*Web page and app entries:*
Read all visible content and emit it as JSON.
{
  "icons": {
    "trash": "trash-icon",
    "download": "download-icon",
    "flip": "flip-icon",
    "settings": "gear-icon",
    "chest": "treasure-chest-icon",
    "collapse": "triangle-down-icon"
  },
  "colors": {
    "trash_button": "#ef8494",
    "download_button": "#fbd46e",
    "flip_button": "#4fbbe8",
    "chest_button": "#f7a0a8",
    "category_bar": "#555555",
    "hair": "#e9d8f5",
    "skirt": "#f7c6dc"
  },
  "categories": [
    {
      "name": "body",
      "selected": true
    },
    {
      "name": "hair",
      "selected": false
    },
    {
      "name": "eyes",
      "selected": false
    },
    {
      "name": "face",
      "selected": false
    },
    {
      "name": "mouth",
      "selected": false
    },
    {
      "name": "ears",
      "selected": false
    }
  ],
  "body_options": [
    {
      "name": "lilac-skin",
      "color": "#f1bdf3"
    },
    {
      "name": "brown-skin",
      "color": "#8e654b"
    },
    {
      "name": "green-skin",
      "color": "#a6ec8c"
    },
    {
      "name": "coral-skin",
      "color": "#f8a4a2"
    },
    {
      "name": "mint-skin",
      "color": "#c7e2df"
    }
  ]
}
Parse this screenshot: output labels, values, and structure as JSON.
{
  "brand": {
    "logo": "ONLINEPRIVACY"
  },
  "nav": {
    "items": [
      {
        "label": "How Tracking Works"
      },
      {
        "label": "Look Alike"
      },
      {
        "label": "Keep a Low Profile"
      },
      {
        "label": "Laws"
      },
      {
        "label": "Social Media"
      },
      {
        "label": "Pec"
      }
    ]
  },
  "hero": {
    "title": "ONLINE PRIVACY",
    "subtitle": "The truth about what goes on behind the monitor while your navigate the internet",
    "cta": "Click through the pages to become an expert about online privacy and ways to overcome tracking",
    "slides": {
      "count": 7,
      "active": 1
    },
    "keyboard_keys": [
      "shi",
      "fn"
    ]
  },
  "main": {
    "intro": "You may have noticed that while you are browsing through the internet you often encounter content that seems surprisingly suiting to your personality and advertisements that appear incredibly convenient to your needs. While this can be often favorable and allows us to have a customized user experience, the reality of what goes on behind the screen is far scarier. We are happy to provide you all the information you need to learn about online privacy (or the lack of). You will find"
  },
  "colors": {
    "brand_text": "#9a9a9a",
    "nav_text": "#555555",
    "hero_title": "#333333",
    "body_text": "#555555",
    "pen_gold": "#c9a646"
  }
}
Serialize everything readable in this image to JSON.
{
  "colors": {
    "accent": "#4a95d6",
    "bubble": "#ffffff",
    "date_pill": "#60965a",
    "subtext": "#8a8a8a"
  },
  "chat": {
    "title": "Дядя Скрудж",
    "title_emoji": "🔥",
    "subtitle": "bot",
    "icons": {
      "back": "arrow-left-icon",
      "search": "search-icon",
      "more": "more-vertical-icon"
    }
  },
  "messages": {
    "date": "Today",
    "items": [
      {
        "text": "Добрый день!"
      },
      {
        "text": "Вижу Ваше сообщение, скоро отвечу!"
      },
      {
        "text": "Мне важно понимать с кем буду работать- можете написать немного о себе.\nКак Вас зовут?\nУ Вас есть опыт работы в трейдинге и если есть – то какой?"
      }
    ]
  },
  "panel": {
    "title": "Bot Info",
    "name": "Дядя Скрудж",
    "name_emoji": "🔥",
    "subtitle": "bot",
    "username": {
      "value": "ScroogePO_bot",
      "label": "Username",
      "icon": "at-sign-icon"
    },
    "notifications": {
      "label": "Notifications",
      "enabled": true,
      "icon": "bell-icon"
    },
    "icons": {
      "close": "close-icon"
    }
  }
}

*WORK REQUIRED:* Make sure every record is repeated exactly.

*EXPECTED ANSWER:*
Read all visible content and emit it as JSON.
{
  "icons": {
    "trash": "trash-icon",
    "download": "download-icon",
    "flip": "flip-icon",
    "settings": "gear-icon",
    "chest": "treasure-chest-icon",
    "collapse": "triangle-down-icon"
  },
  "colors": {
    "trash_button": "#ef8494",
    "download_button": "#fbd46e",
    "flip_button": "#4fbbe8",
    "chest_button": "#f7a0a8",
    "category_bar": "#555555",
    "hair": "#e9d8f5",
    "skirt": "#f7c6dc"
  },
  "categories": [
    {
      "name": "body",
      "selected": true
    },
    {
      "name": "hair",
      "selected": false
    },
    {
      "name": "eyes",
      "selected": false
    },
    {
      "name": "face",
      "selected": false
    },
    {
      "name": "mouth",
      "selected": false
    },
    {
      "name": "ears",
      "selected": false
    }
  ],
  "body_options": [
    {
      "name": "lilac-skin",
      "color": "#f1bdf3"
    },
    {
      "name": "brown-skin",
      "color": "#8e654b"
    },
    {
      "name": "green-skin",
      "color": "#a6ec8c"
    },
    {
      "name": "coral-skin",
      "color": "#f8a4a2"
    },
    {
      "name": "mint-skin",
      "color": "#c7e2df"
    }
  ]
}
Parse this screenshot: output labels, values, and structure as JSON.
{
  "brand": {
    "logo": "ONLINEPRIVACY"
  },
  "nav": {
    "items": [
      {
        "label": "How Tracking Works"
      },
      {
        "label": "Look Alike"
      },
      {
        "label": "Keep a Low Profile"
      },
      {
        "label": "Laws"
      },
      {
        "label": "Social Media"
      },
      {
        "label": "Pec"
      }
    ]
  },
  "hero": {
    "title": "ONLINE PRIVACY",
    "subtitle": "The truth about what goes on behind the monitor while your navigate the internet",
    "cta": "Click through the pages to become an expert about online privacy and ways to overcome tracking",
    "slides": {
      "count": 7,
      "active": 1
    },
    "keyboard_keys": [
      "shi",
      "fn"
    ]
  },
  "main": {
    "intro": "You may have noticed that while you are browsing through the internet you often encounter content that seems surprisingly suiting to your personality and advertisements that appear incredibly convenient to your needs. While this can be often favorable and allows us to have a customized user experience, the reality of what goes on behind the screen is far scarier. We are happy to provide you all the information you need to learn about online privacy (or the lack of). You will find"
  },
  "colors": {
    "brand_text": "#9a9a9a",
    "nav_text": "#555555",
    "hero_title": "#333333",
    "body_text": "#555555",
    "pen_gold": "#c9a646"
  }
}
Serialize everything readable in this image to JSON.
{
  "colors": {
    "accent": "#4a95d6",
    "bubble": "#ffffff",
    "date_pill": "#60965a",
    "subtext": "#8a8a8a"
  },
  "chat": {
    "title": "Дядя Скрудж",
    "title_emoji": "🔥",
    "subtitle": "bot",
    "icons": {
      "back": "arrow-left-icon",
      "search": "search-icon",
      "more": "more-vertical-icon"
    }
  },
  "messages": {
    "date": "Today",
    "items": [
      {
        "text": "Добрый день!"
      },
      {
        "text": "Вижу Ваше сообщение, скоро отвечу!"
      },
      {
        "text": "Мне важно понимать с кем буду работать- можете написать немного о себе.\nКак Вас зовут?\nУ Вас есть опыт работы в трейдинге и если есть – то какой?"
      }
    ]
  },
  "panel": {
    "title": "Bot Info",
    "name": "Дядя Скрудж",
    "name_emoji": "🔥",
    "subtitle": "bot",
    "username": {
      "value": "ScroogePO_bot",
      "label": "Username",
      "icon": "at-sign-icon"
    },
    "notifications": {
      "label": "Notifications",
      "enabled": true,
      "icon": "bell-icon"
    },
    "icons": {
      "close": "close-icon"
    }
  }
}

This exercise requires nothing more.